in-between the stronger more classical instrumental sections. Galletti adds some lead guitar giving the track greater variation.
The gentle nature of the album continues through Punti Indefiniti, however the drums start to get busier and more obtrusive, with the
end result being less effective. The same can also be levelled at L’Aria Che Respiri, where a band approach is adopted and with the vocals pushed more to the front - doesn't quite work for me. Contrasting is Abbracciandoti with its Doors-ish mood, certainly in the Hammondy organ opening. Galletti rather appropriately describes Questa Luna as a nocturne - a gentle piece that gradually grew on me (despite the rather insipid vocals) - the middle section certainly has a haunting Morricone-like theme, which is repeated before the tasteful echoey guitar solo. Nell’infinito Cielo seems a little at odds with the rest of the album, with its suspended piano chord drive (think Cold As Ice) - pleasant enough and I thought the
accordion sound for solo passages worked well. The best however is saved till the very end with excellent Ritorna Il Sole - shades of early Genesis can be detected fleetingly. A lovely piano motif, Galletti's best vocal performance, a great little choral sound, another Morricone-like theme, nice strings...
Musically La Luce Che Illumnia I Sogni is a varied offering, drawing from Marco's prog past, but also incorporating strong elements of electronica and a gathering of classical concepts and influences. So over the 48 minutes of the album he covers a varied musical
palette. Along with the pointers already offered Tangerine Dream and Mike Oldfield cropped up in my notes as possible influences. Fair to say that this isn't my usual digest, however I found the music of La Luce Che Illumnia I Sogni to be a pleasant and enjoyable experience. I will certainly return to this album from time to time and I look forward to the next release.
Conclusion: 6.5 out of 10
Hÿdra – The Famous Unknown
|Country of Origin:||France|
|Record Label:||Musea Records|
|Catalogue #:||MP 3048.AR|
|Year of Release:||2006|
Tracklist: Overture (0:59), Morning [I. Part One] (4:21), Morning [II. Part Two] (5:51), Am I Still Alive? (5:12), This White Coat [I. Part One] (2:21), 1914 [7:42], Mary (6:00), Giggles And Tears (4:14), Dear Mum And Dad (10:11), This White Coat [II. Part Two] (4:37), The Unknown Soldier (7:26)
Hailing from the slightly unusual musical location of the French Alps, some of you may remember Hÿdra for releasing an album called Rock Experience in 1996. Apparently back then the band peddled music in a very nineties-like ProgMetal style. One that brought comparisons to the likes of Dream Theater and Magellan. Now move forward eight years and a lot has changed in the Hydra waters. Picked up by the Musea label, their second album is about as far removed from progressive metal as you can go, while still keeping a small element of rock to your sound. The Famous Unknown sees the band waving goodbye to Dream Theater, Magellan et al, with 11 tracks featuring an acoustic duet between vocalist Sébastien Dénarié and guitarist Pascal Lemoine.

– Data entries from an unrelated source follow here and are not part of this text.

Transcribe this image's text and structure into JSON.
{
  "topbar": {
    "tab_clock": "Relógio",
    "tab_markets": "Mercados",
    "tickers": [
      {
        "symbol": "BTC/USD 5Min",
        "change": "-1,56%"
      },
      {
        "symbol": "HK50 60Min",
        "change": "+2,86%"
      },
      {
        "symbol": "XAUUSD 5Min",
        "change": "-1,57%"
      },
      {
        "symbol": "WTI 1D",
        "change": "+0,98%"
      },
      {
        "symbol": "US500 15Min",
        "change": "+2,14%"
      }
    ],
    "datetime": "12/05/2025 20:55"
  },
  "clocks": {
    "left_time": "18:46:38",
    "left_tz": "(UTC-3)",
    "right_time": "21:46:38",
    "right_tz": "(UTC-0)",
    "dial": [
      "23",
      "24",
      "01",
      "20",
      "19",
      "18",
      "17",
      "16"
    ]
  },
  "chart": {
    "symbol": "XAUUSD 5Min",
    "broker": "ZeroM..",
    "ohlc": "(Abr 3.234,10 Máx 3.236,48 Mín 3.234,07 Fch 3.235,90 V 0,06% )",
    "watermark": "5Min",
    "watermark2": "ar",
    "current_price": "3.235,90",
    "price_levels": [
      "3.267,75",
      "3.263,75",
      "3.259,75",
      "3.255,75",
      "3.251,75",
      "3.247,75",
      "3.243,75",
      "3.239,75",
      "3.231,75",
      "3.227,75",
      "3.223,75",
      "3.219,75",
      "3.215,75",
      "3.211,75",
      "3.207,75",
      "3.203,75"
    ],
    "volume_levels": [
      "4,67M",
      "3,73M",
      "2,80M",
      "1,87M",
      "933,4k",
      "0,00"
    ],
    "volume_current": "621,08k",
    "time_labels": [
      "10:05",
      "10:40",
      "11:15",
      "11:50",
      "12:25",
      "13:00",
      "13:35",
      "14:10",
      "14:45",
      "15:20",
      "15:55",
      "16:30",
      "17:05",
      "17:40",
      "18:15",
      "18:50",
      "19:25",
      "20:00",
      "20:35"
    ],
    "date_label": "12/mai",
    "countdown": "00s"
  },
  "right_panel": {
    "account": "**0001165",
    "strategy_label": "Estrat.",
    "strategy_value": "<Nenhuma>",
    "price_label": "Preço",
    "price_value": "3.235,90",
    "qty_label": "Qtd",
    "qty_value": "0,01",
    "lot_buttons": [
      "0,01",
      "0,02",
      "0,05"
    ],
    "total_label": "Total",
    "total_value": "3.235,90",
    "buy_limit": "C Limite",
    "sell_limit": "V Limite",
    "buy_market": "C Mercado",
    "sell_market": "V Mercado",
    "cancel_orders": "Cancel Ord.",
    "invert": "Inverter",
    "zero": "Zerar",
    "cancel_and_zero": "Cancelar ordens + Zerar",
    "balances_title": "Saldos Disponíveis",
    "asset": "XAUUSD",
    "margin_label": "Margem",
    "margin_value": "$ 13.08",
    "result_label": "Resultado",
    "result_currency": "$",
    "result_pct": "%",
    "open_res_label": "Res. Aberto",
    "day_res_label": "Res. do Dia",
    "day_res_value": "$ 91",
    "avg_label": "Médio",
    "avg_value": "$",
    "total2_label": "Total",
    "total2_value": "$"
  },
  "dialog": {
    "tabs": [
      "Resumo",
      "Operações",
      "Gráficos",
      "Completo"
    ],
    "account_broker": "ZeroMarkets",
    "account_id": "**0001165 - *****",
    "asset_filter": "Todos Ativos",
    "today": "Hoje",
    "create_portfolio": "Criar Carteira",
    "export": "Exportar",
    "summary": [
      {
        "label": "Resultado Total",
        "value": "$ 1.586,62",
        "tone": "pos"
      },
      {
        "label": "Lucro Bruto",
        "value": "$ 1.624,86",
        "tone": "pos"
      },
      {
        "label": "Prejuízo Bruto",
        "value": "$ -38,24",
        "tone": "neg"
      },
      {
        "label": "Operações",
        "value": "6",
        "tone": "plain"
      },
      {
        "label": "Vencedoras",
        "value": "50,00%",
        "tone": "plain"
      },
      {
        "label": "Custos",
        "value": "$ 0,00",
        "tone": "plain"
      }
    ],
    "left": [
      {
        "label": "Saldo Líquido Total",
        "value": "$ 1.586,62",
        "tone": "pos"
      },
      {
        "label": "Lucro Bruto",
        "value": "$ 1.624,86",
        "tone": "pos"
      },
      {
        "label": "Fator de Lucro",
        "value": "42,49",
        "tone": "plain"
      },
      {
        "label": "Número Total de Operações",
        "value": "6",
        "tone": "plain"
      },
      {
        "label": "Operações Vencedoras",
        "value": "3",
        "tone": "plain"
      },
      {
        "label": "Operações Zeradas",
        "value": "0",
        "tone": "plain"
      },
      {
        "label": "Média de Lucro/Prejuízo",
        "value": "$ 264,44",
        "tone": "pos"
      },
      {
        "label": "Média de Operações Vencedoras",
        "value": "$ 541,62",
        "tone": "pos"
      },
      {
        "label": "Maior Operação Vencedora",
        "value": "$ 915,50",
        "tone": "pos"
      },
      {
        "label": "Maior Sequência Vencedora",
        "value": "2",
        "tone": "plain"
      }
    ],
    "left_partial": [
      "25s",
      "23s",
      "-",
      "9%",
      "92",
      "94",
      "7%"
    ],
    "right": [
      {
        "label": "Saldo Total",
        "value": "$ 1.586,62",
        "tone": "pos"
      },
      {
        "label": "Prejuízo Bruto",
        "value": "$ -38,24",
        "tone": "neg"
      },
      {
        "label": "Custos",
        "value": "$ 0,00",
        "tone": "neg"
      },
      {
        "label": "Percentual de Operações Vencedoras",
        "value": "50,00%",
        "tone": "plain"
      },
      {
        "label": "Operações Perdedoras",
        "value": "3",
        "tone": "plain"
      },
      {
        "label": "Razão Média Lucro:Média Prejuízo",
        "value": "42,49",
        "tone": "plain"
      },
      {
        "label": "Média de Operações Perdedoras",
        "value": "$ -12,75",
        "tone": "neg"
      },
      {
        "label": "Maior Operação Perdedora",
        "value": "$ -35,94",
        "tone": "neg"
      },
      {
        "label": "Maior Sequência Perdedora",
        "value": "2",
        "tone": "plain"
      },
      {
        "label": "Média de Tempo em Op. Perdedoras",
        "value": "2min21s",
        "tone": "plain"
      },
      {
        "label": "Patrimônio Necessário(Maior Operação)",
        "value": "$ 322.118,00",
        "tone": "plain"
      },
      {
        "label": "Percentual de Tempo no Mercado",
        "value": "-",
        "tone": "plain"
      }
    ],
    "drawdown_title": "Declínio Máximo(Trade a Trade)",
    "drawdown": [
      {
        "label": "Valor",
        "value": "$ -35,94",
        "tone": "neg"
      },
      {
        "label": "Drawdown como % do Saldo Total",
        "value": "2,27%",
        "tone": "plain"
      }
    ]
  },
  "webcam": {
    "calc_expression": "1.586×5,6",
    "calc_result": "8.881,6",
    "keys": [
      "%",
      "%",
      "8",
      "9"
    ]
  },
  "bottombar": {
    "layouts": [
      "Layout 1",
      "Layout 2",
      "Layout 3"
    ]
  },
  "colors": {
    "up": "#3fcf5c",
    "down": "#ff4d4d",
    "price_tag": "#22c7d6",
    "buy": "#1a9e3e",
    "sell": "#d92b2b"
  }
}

A bold concept album, it takes the Remembrance theme through the story of an unknown soldier from World War One - an unknown conscript, of unknown nationality; his joys, his hopes and his fears. And for the most part, this is an album that sticks to a pretty basic, singer-songwriter, acoustic formula. The voice and guitars are joined occasionally by keys,
accordion and once by an electric guitar. There's not a lot in the way of progressive elements but I did find it an enjoyable, if not compelling, listen.
Dénarié's vocals spend the majority of the time in a lower range, where a certain richness to his voice shines through. However the presence of a pretty strong accent does make it rather hard to make out the words - which rather spoils the effect of a story-based acoustic album. The lyrics too at times can be rather clumsy. The band states that the universal message of the story led them to choose English. I can't help but think, that maybe the use of the native tongue, would have been more effective musically. On a few occasions, the harmonies and his attempt to hit certain styles and notes, are pretty off-putting. The spoken intro and the opening to Giggles and Tears is horrible. A real shame, as after the bad start, it turns into one of the album's best songs thanks to a beltingly catchy chorus. Similarly the spoken vocal style on Am I Still Alive is poor, as are the messy harmonies and
counter play that follows later.
The more memorable moments come with the downbeat tone of Morning Part2, and the strong chorus and interesting rhythms of 1914. The Unknown Soldier which closes the album, stands up well to the acoustic songs written by the likes of The Levellers.
I find the guitar work of Lemoine to be very enjoyable, with a lovely warm tone to what he does. It's just a bit samey after a while. A greater sense of adventure could have meant a heavier use of layered and interchangeable guitar work, with a variety of styles and dynamics - something that is only, really utilised on the instrumental Mary.
Conclusion: 6 out of 10
Knitting By Twilight - Someone To Break The Silence
Tracklist: Sigh (3:45), Holiday To Holiday (3:53), She's Not Here, She's Far Ahead (2:49), Mr. Santini (4:15), Audrey (4:48)
Knitting By Twilight is not so much a band as a revolving cast of characters based around drummer and percussionist John Orsi. Following an eponymously titled EP released in 1995 and a second EP "Heavy Hearts and Safety Nets" in 1997 the group have released a third EP, "Someone To Break The Silence" containing selections from the forthcoming album "An Evening Out Of Town" as well as exclusive tracks. However, no indication is given on the EP as to which tracks are from the album and which are exclusive!
Not that it matter much as the music on the EP is much of a muchness. To be generous one could state that there are elements of the more improvisational side of King Crimson as well as some of the more esoteric noodlings of Fripp & Sylvian or perhaps more appropriately the ambient collaborations of Sylvian and Czuky.
Things start off okay on Sigh with an interesting guitar and percussion workout which is followed up by an almost tribal rhythm introduction to Holiday To Holiday. Obviously rhythm is the main raison d'être for Knitting By Twilight although this track does have a slight melody line, with male and female voices layered over each other. However, goodness knows what the male voice intoning "It's Good To See You" is all about.
She's Not Here She's Far Ahead has a rather grungy guitar sound but once again it is the various percussion effects that tend to dominate. The vocal line once again contains the minimum of melody, it seems that the group are aiming to make an overall sonic impression rather than develop their compositions into actual songs. Mr. Santini carries on in a similar vein although this time an admittedly interesting guitar solo is layered profusely across the drum pattern. Again, spurious insertions of a male voice this time stating the song title are spread throughout the track which is fairly annoying to say the least. Final track Audrey is very ambient and, to me at least, rather pointless.
Rather a challenging release, may appeal to people who have an interest in the more avant garde and to whom rhythm is more of a turn on than melody. However, 20 minutes of this was just about as much as I could stomach.
Conclusion: 4 out of 10